- **EXERCISE DIRECTIONS**
Report every line from the material that contains the word "Daten".

- **RECORDS FOR THE EXERCISE**
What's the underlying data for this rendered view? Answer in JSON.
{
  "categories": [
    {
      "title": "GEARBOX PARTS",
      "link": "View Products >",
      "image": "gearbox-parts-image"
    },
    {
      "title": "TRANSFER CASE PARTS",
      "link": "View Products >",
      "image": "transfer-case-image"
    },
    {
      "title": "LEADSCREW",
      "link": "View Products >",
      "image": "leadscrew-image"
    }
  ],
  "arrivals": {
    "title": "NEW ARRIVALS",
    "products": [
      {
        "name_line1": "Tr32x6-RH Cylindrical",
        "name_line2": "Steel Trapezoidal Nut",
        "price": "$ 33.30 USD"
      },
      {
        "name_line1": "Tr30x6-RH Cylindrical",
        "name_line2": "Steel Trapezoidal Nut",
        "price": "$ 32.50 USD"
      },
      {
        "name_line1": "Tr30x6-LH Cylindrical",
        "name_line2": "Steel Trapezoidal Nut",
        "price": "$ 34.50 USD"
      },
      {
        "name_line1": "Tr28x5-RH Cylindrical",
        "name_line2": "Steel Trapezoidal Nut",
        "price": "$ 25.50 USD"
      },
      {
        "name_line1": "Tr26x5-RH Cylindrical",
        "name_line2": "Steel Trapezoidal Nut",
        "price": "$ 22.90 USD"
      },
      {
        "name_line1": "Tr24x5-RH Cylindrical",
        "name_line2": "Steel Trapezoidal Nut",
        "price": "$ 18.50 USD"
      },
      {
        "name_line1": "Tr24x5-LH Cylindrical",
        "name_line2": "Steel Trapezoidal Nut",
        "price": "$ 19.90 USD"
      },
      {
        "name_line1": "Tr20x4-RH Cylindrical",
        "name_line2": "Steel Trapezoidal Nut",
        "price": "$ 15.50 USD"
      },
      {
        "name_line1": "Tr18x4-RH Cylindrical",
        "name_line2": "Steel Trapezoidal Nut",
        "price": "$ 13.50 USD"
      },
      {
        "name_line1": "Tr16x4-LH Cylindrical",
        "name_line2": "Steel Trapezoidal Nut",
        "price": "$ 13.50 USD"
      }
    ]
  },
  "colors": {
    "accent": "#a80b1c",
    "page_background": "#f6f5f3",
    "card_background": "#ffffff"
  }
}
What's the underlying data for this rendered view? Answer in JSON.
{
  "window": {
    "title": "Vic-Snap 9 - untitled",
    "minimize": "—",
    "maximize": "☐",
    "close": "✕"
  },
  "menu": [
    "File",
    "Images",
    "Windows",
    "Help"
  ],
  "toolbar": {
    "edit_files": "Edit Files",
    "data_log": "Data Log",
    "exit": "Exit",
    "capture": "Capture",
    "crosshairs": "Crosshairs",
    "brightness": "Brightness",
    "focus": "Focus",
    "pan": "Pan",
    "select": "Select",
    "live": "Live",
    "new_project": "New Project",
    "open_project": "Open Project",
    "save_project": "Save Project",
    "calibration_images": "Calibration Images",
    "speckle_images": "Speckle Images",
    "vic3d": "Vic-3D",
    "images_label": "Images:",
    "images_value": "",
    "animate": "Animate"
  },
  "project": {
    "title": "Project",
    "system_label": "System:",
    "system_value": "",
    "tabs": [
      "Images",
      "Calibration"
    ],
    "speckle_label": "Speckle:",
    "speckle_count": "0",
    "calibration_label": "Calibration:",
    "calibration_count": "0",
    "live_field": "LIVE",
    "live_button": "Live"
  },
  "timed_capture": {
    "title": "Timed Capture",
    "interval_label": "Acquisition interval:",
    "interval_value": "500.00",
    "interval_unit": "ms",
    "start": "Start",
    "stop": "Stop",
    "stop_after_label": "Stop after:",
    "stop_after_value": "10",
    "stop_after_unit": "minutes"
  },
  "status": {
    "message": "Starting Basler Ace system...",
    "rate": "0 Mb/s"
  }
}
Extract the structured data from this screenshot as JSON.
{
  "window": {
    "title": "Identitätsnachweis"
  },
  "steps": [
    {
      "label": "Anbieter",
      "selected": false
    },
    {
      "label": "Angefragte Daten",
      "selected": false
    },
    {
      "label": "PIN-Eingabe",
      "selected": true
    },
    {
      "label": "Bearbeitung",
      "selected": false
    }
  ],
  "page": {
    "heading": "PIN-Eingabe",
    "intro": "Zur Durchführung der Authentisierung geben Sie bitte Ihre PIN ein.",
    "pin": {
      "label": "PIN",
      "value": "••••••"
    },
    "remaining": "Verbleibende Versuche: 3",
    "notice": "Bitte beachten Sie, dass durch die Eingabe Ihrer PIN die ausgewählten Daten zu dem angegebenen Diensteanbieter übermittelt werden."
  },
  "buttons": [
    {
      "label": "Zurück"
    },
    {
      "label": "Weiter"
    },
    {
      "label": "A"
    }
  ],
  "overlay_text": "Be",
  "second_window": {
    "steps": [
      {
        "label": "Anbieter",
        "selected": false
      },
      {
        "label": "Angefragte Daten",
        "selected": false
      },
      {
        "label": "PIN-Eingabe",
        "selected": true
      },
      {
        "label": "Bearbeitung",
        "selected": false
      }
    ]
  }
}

- **ANSWER BELOW**
      "label": "Angefragte Daten",
    "notice": "Bitte beachten Sie, dass durch die Eingabe Ihrer PIN die ausgewählten Daten zu dem angegebenen Diensteanbieter übermittelt werden."
        "label": "Angefragte Daten",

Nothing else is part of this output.